**WHAT YOU SHOULD DO:** Go through the records and set each one down exactly, skipping any picture.

**Stored dataset items:**

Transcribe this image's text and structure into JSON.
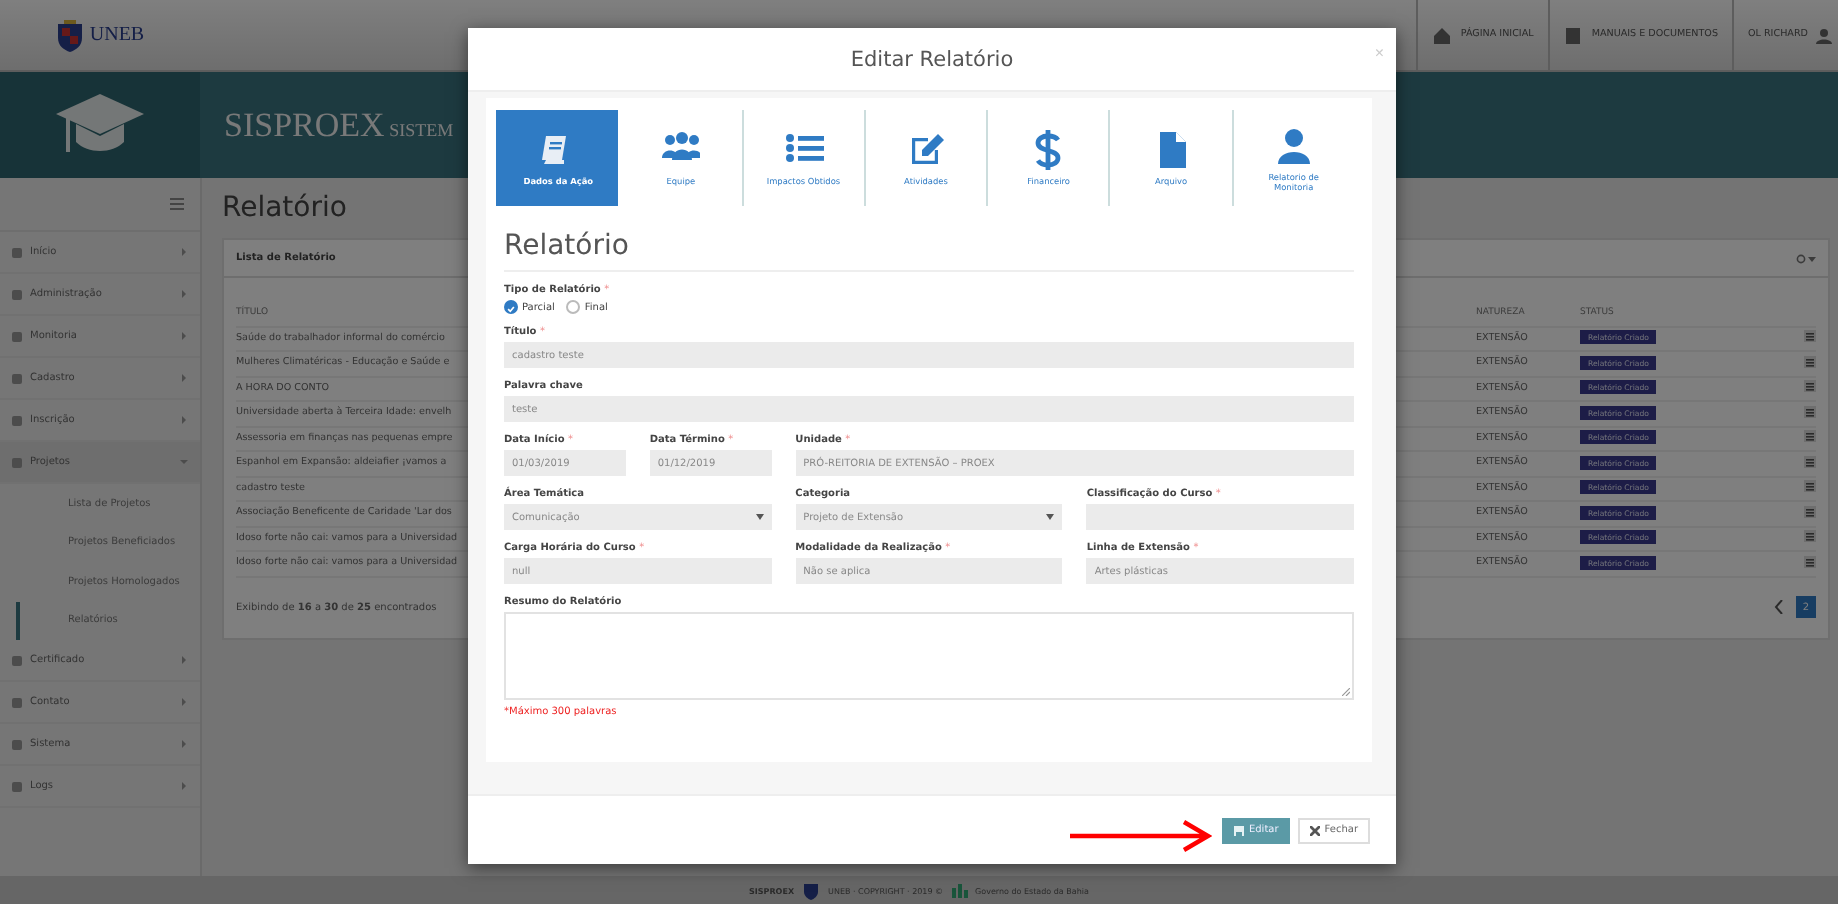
{
  "header": {
    "logo": "UNEB",
    "links": [
      {
        "kind": "home",
        "label": "PÁGINA INICIAL"
      },
      {
        "kind": "docs",
        "label": "MANUAIS E DOCUMENTOS"
      }
    ],
    "user": "OL RICHARD"
  },
  "banner": {
    "title": "SISPROEX",
    "subtitle": "SISTEM"
  },
  "sidebar": {
    "items": [
      {
        "label": "Início",
        "expanded": false
      },
      {
        "label": "Administração",
        "expanded": false
      },
      {
        "label": "Monitoria",
        "expanded": false
      },
      {
        "label": "Cadastro",
        "expanded": false
      },
      {
        "label": "Inscrição",
        "expanded": false
      },
      {
        "label": "Projetos",
        "expanded": true,
        "children": [
          {
            "label": "Lista de Projetos",
            "active": false
          },
          {
            "label": "Projetos Beneficiados",
            "active": false
          },
          {
            "label": "Projetos Homologados",
            "active": false
          },
          {
            "label": "Relatórios",
            "active": true
          }
        ]
      },
      {
        "label": "Certificado",
        "expanded": false
      },
      {
        "label": "Contato",
        "expanded": false
      },
      {
        "label": "Sistema",
        "expanded": false
      },
      {
        "label": "Logs",
        "expanded": false
      }
    ]
  },
  "page": {
    "title": "Relatório",
    "panel_title": "Lista de Relatório",
    "table": {
      "columns": [
        "TÍTULO",
        "NATUREZA",
        "STATUS"
      ],
      "rows": [
        {
          "title": "Saúde do trabalhador informal do comércio",
          "nature": "EXTENSÃO",
          "status": "Relatório Criado"
        },
        {
          "title": "Mulheres Climatéricas - Educação e Saúde e",
          "nature": "EXTENSÃO",
          "status": "Relatório Criado"
        },
        {
          "title": "A HORA DO CONTO",
          "nature": "EXTENSÃO",
          "status": "Relatório Criado"
        },
        {
          "title": "Universidade aberta à Terceira Idade: envelh",
          "nature": "EXTENSÃO",
          "status": "Relatório Criado"
        },
        {
          "title": "Assessoria em finanças nas pequenas empre",
          "nature": "EXTENSÃO",
          "status": "Relatório Criado"
        },
        {
          "title": "Espanhol em Expansão: aldeiafier ¡vamos a",
          "nature": "EXTENSÃO",
          "status": "Relatório Criado"
        },
        {
          "title": "cadastro teste",
          "nature": "EXTENSÃO",
          "status": "Relatório Criado"
        },
        {
          "title": "Associação Beneficente de Caridade 'Lar dos",
          "nature": "EXTENSÃO",
          "status": "Relatório Criado"
        },
        {
          "title": "Idoso forte não cai: vamos para a Universidad",
          "nature": "EXTENSÃO",
          "status": "Relatório Criado"
        },
        {
          "title": "Idoso forte não cai: vamos para a Universidad",
          "nature": "EXTENSÃO",
          "status": "Relatório Criado"
        }
      ]
    },
    "summary": "Exibindo de **16** a **30** de **25** encontrados",
    "pages": [
      {
        "label": "2",
        "selected": true
      }
    ]
  },
  "footer": {
    "brand": "SISPROEX",
    "org": "UNEB · COPYRIGHT · 2019 ©",
    "partner": "Governo do Estado da Bahia"
  },
  "modal": {
    "title": "Editar Relatório",
    "close": "×",
    "tabs": [
      {
        "kind": "book",
        "label": "Dados da Ação",
        "selected": true
      },
      {
        "kind": "team",
        "label": "Equipe",
        "selected": false
      },
      {
        "kind": "list",
        "label": "Impactos Obtidos",
        "selected": false
      },
      {
        "kind": "edit",
        "label": "Atividades",
        "selected": false
      },
      {
        "kind": "money",
        "label": "Financeiro",
        "selected": false
      },
      {
        "kind": "file",
        "label": "Arquivo",
        "selected": false
      },
      {
        "kind": "user",
        "label": "Relatorio de Monitoria",
        "selected": false
      }
    ],
    "heading": "Relatório",
    "report_type": {
      "label": "Tipo de Relatório",
      "mark": "*",
      "options": [
        {
          "label": "Parcial",
          "selected": true
        },
        {
          "label": "Final",
          "selected": false
        }
      ]
    },
    "rows": [
      [
        {
          "kind": "input",
          "label": "Título",
          "mark": "*",
          "value": "cadastro teste"
        }
      ],
      [
        {
          "kind": "input",
          "label": "Palavra chave",
          "value": "teste"
        }
      ],
      [
        {
          "kind": "pair",
          "fields": [
            {
              "kind": "date",
              "label": "Data Início",
              "mark": "*",
              "value": "01/03/2019"
            },
            {
              "kind": "date",
              "label": "Data Término",
              "mark": "*",
              "value": "01/12/2019"
            }
          ]
        },
        {
          "kind": "input",
          "label": "Unidade",
          "mark": "*",
          "value": "PRÓ-REITORIA DE EXTENSÃO – PROEX"
        }
      ],
      [
        {
          "kind": "select",
          "label": "Área Temática",
          "value": "Comunicação"
        },
        {
          "kind": "select",
          "label": "Categoria",
          "value": "Projeto de Extensão"
        },
        {
          "kind": "input",
          "label": "Classificação do Curso",
          "mark": "*"
        }
      ],
      [
        {
          "kind": "input",
          "label": "Carga Horária do Curso",
          "mark": "*",
          "value": "null"
        },
        {
          "kind": "input",
          "label": "Modalidade da Realização",
          "mark": "*",
          "value": "Não se aplica"
        },
        {
          "kind": "input",
          "label": "Linha de Extensão",
          "mark": "*",
          "value": "Artes plásticas"
        }
      ],
      [
        {
          "kind": "textarea",
          "label": "Resumo do Relatório"
        }
      ]
    ],
    "hint": "*Máximo 300 palavras",
    "buttons": [
      {
        "kind": "primary",
        "label": "Editar"
      },
      {
        "kind": "default",
        "label": "Fechar"
      }
    ]
  }
}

**TASK RESPONSE:**
Transcribe this image's text and structure into JSON.
{
  "header": {
    "logo": "UNEB",
    "links": [
      {
        "kind": "home",
        "label": "PÁGINA INICIAL"
      },
      {
        "kind": "docs",
        "label": "MANUAIS E DOCUMENTOS"
      }
    ],
    "user": "OL RICHARD"
  },
  "banner": {
    "title": "SISPROEX",
    "subtitle": "SISTEM"
  },
  "sidebar": {
    "items": [
      {
        "label": "Início",
        "expanded": false
      },
      {
        "label": "Administração",
        "expanded": false
      },
      {
        "label": "Monitoria",
        "expanded": false
      },
      {
        "label": "Cadastro",
        "expanded": false
      },
      {
        "label": "Inscrição",
        "expanded": false
      },
      {
        "label": "Projetos",
        "expanded": true,
        "children": [
          {
            "label": "Lista de Projetos",
            "active": false
          },
          {
            "label": "Projetos Beneficiados",
            "active": false
          },
          {
            "label": "Projetos Homologados",
            "active": false
          },
          {
            "label": "Relatórios",
            "active": true
          }
        ]
      },
      {
        "label": "Certificado",
        "expanded": false
      },
      {
        "label": "Contato",
        "expanded": false
      },
      {
        "label": "Sistema",
        "expanded": false
      },
      {
        "label": "Logs",
        "expanded": false
      }
    ]
  },
  "page": {
    "title": "Relatório",
    "panel_title": "Lista de Relatório",
    "table": {
      "columns": [
        "TÍTULO",
        "NATUREZA",
        "STATUS"
      ],
      "rows": [
        {
          "title": "Saúde do trabalhador informal do comércio",
          "nature": "EXTENSÃO",
          "status": "Relatório Criado"
        },
        {
          "title": "Mulheres Climatéricas - Educação e Saúde e",
          "nature": "EXTENSÃO",
          "status": "Relatório Criado"
        },
        {
          "title": "A HORA DO CONTO",
          "nature": "EXTENSÃO",
          "status": "Relatório Criado"
        },
        {
          "title": "Universidade aberta à Terceira Idade: envelh",
          "nature": "EXTENSÃO",
          "status": "Relatório Criado"
        },
        {
          "title": "Assessoria em finanças nas pequenas empre",
          "nature": "EXTENSÃO",
          "status": "Relatório Criado"
        },
        {
          "title": "Espanhol em Expansão: aldeiafier ¡vamos a",
          "nature": "EXTENSÃO",
          "status": "Relatório Criado"
        },
        {
          "title": "cadastro teste",
          "nature": "EXTENSÃO",
          "status": "Relatório Criado"
        },
        {
          "title": "Associação Beneficente de Caridade 'Lar dos",
          "nature": "EXTENSÃO",
          "status": "Relatório Criado"
        },
        {
          "title": "Idoso forte não cai: vamos para a Universidad",
          "nature": "EXTENSÃO",
          "status": "Relatório Criado"
        },
        {
          "title": "Idoso forte não cai: vamos para a Universidad",
          "nature": "EXTENSÃO",
          "status": "Relatório Criado"
        }
      ]
    },
    "summary": "Exibindo de **16** a **30** de **25** encontrados",
    "pages": [
      {
        "label": "2",
        "selected": true
      }
    ]
  },
  "footer": {
    "brand": "SISPROEX",
    "org": "UNEB · COPYRIGHT · 2019 ©",
    "partner": "Governo do Estado da Bahia"
  },
  "modal": {
    "title": "Editar Relatório",
    "close": "×",
    "tabs": [
      {
        "kind": "book",
        "label": "Dados da Ação",
        "selected": true
      },
      {
        "kind": "team",
        "label": "Equipe",
        "selected": false
      },
      {
        "kind": "list",
        "label": "Impactos Obtidos",
        "selected": false
      },
      {
        "kind": "edit",
        "label": "Atividades",
        "selected": false
      },
      {
        "kind": "money",
        "label": "Financeiro",
        "selected": false
      },
      {
        "kind": "file",
        "label": "Arquivo",
        "selected": false
      },
      {
        "kind": "user",
        "label": "Relatorio de Monitoria",
        "selected": false
      }
    ],
    "heading": "Relatório",
    "report_type": {
      "label": "Tipo de Relatório",
      "mark": "*",
      "options": [
        {
          "label": "Parcial",
          "selected": true
        },
        {
          "label": "Final",
          "selected": false
        }
      ]
    },
    "rows": [
      [
        {
          "kind": "input",
          "label": "Título",
          "mark": "*",
          "value": "cadastro teste"
        }
      ],
      [
        {
          "kind": "input",
          "label": "Palavra chave",
          "value": "teste"
        }
      ],
      [
        {
          "kind": "pair",
          "fields": [
            {
              "kind": "date",
              "label": "Data Início",
              "mark": "*",
              "value": "01/03/2019"
            },
            {
              "kind": "date",
              "label": "Data Término",
              "mark": "*",
              "value": "01/12/2019"
            }
          ]
        },
        {
          "kind": "input",
          "label": "Unidade",
          "mark": "*",
          "value": "PRÓ-REITORIA DE EXTENSÃO – PROEX"
        }
      ],
      [
        {
          "kind": "select",
          "label": "Área Temática",
          "value": "Comunicação"
        },
        {
          "kind": "select",
          "label": "Categoria",
          "value": "Projeto de Extensão"
        },
        {
          "kind": "input",
          "label": "Classificação do Curso",
          "mark": "*"
        }
      ],
      [
        {
          "kind": "input",
          "label": "Carga Horária do Curso",
          "mark": "*",
          "value": "null"
        },
        {
          "kind": "input",
          "label": "Modalidade da Realização",
          "mark": "*",
          "value": "Não se aplica"
        },
        {
          "kind": "input",
          "label": "Linha de Extensão",
          "mark": "*",
          "value": "Artes plásticas"
        }
      ],
      [
        {
          "kind": "textarea",
          "label": "Resumo do Relatório"
        }
      ]
    ],
    "hint": "*Máximo 300 palavras",
    "buttons": [
      {
        "kind": "primary",
        "label": "Editar"
      },
      {
        "kind": "default",
        "label": "Fechar"
      }
    ]
  }
}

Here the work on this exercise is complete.